§ **DATA EXTRACTS**:
* * * * *

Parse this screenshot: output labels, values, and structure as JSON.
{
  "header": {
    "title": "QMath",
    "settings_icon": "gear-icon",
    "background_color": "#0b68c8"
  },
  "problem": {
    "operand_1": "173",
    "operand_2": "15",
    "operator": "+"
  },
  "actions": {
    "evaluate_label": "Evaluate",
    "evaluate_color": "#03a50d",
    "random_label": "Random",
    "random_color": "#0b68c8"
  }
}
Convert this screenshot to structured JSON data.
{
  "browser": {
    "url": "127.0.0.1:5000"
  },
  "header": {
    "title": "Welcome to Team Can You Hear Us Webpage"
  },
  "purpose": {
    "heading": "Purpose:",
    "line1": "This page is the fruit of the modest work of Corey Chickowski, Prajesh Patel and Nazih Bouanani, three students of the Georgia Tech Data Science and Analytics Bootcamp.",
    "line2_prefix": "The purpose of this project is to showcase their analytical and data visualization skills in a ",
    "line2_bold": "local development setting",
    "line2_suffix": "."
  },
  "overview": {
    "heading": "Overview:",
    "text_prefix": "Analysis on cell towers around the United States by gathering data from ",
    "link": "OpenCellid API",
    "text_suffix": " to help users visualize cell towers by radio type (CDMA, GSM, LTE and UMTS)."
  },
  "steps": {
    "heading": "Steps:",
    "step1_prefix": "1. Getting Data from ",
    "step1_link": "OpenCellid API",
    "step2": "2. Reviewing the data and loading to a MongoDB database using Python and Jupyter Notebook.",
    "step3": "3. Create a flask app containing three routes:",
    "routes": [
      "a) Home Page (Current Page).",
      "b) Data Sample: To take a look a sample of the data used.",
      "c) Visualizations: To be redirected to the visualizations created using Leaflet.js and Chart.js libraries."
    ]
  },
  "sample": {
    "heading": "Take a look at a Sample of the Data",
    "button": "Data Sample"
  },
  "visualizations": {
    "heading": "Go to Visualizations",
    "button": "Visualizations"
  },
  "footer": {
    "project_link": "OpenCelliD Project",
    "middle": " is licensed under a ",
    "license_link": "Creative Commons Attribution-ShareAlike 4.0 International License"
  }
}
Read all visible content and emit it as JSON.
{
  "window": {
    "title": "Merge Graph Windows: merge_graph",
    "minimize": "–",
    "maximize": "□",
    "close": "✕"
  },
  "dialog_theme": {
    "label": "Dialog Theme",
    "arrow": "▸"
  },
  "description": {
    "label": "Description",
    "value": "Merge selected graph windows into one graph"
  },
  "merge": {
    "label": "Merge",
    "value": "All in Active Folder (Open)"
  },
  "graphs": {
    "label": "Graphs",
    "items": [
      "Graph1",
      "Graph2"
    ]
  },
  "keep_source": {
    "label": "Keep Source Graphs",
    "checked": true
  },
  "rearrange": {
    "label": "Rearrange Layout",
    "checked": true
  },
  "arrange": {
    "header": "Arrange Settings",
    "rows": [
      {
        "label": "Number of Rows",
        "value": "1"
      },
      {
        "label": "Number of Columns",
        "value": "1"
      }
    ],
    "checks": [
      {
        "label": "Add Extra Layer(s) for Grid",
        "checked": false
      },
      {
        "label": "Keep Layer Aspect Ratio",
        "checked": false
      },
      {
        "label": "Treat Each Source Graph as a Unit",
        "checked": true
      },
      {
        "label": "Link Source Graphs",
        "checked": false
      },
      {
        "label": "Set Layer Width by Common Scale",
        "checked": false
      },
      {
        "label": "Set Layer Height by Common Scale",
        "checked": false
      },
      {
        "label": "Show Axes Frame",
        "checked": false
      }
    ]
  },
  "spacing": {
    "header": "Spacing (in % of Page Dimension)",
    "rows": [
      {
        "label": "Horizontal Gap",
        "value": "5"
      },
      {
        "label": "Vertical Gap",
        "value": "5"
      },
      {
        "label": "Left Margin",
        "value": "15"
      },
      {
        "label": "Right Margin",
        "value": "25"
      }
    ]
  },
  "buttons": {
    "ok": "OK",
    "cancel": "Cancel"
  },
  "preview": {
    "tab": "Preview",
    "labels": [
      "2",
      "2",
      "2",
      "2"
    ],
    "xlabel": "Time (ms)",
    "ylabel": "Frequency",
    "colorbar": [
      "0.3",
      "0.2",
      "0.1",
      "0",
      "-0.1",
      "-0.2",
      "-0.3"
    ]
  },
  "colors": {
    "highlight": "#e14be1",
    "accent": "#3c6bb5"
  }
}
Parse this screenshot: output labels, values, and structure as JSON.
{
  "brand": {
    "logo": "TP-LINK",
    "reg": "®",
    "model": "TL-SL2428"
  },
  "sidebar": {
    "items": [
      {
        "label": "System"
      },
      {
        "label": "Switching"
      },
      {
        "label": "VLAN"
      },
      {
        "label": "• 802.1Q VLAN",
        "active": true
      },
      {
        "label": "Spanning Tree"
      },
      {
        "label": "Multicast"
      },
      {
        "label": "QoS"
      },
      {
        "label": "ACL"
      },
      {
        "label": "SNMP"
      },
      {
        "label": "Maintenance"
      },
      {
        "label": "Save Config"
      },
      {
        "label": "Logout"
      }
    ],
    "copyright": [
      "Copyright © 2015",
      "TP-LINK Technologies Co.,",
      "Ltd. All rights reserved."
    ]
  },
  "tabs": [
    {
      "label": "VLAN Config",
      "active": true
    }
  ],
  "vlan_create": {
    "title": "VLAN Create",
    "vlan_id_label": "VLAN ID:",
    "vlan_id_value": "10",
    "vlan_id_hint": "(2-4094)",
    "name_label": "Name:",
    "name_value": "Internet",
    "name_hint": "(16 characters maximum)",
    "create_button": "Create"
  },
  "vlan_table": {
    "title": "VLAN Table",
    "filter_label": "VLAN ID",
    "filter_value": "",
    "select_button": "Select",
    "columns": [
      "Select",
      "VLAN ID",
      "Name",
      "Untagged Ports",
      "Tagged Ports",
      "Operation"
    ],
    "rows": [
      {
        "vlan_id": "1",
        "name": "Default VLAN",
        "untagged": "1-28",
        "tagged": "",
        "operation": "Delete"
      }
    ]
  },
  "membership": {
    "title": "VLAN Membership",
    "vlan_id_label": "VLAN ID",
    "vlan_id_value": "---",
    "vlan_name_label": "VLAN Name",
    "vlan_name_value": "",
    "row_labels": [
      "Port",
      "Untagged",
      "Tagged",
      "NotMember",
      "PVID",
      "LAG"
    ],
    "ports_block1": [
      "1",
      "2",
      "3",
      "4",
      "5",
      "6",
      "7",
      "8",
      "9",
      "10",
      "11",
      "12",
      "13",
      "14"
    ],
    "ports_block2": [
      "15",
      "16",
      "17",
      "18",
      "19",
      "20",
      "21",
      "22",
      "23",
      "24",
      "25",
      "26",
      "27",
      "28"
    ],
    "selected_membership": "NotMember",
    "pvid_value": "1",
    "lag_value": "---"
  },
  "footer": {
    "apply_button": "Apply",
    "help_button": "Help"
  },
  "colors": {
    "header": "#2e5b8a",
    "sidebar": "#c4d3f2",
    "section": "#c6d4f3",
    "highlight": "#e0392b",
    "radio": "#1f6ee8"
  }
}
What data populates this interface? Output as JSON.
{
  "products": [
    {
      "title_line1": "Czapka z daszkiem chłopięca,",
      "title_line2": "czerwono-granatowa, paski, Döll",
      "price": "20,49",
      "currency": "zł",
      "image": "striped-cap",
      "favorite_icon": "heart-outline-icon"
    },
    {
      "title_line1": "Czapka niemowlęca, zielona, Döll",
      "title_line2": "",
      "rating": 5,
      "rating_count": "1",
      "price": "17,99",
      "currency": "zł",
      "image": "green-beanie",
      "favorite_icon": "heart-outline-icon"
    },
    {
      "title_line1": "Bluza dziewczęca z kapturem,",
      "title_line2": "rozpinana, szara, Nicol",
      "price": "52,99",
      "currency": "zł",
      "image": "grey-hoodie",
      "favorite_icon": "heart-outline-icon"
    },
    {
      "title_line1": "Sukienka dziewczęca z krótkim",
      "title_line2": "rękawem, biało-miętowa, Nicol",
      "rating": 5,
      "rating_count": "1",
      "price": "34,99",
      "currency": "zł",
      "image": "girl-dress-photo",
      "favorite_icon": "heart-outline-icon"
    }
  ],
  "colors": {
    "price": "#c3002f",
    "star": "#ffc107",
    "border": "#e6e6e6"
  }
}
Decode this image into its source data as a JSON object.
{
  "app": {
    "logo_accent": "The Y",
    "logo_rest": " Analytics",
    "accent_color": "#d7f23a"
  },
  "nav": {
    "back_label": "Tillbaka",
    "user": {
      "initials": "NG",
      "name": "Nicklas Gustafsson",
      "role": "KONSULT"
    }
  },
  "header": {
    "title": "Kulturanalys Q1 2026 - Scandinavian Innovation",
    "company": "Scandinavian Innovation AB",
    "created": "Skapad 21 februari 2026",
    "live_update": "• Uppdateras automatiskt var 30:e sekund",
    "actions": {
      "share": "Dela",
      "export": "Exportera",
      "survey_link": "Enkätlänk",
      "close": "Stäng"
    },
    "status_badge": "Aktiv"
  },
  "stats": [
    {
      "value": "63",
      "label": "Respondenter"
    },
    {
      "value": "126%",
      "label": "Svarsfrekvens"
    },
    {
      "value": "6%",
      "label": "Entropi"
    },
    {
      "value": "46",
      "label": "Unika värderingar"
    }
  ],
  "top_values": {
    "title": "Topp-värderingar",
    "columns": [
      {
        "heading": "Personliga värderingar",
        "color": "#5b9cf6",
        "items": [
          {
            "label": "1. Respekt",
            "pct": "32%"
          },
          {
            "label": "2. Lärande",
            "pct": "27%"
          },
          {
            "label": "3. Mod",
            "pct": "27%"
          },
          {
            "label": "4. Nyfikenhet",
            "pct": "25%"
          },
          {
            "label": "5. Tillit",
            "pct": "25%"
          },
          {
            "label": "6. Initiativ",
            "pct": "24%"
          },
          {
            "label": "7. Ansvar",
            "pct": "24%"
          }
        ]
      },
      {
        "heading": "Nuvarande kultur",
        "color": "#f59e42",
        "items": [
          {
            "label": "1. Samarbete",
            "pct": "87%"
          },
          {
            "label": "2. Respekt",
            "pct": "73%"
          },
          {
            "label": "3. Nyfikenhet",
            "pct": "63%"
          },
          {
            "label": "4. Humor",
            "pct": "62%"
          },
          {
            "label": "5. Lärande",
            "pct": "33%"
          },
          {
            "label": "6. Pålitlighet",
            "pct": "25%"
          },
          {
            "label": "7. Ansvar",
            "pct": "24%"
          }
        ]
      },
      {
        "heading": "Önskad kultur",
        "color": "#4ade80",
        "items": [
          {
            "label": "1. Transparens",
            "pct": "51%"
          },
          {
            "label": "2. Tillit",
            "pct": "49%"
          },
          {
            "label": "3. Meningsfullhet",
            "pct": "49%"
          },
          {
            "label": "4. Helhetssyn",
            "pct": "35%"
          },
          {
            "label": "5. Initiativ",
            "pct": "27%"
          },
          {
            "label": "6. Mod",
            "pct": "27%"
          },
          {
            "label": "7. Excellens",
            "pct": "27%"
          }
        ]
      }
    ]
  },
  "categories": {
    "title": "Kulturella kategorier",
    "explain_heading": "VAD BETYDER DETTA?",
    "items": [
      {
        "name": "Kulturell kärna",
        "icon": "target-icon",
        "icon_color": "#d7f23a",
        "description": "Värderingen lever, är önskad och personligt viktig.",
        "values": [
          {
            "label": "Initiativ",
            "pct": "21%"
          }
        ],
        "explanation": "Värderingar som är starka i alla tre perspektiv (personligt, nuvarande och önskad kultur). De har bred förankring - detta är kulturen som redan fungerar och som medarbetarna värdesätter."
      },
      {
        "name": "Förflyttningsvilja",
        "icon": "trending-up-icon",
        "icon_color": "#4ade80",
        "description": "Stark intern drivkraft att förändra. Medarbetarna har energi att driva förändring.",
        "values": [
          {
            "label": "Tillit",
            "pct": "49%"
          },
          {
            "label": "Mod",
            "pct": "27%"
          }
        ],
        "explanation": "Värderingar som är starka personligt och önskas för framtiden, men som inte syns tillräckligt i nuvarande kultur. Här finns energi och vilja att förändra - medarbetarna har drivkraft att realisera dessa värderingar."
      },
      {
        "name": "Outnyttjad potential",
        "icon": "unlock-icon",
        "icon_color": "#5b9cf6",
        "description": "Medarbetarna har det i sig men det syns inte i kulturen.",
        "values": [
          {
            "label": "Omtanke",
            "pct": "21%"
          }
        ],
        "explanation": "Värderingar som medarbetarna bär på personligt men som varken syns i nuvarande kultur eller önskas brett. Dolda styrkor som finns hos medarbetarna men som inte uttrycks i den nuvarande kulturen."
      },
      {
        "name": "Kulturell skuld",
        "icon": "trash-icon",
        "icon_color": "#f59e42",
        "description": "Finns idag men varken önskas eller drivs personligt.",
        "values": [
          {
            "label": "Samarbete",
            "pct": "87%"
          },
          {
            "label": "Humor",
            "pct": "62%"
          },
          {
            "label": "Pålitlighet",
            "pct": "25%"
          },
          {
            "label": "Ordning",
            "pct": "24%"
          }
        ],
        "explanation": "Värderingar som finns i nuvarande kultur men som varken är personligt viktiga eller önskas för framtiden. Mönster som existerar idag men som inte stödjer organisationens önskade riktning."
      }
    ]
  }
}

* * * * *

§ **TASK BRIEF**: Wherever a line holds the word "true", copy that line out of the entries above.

§ **RESPONSE TO THE TASK**:
    "checked": true
    "checked": true
        "checked": true
        "active": true
      "active": true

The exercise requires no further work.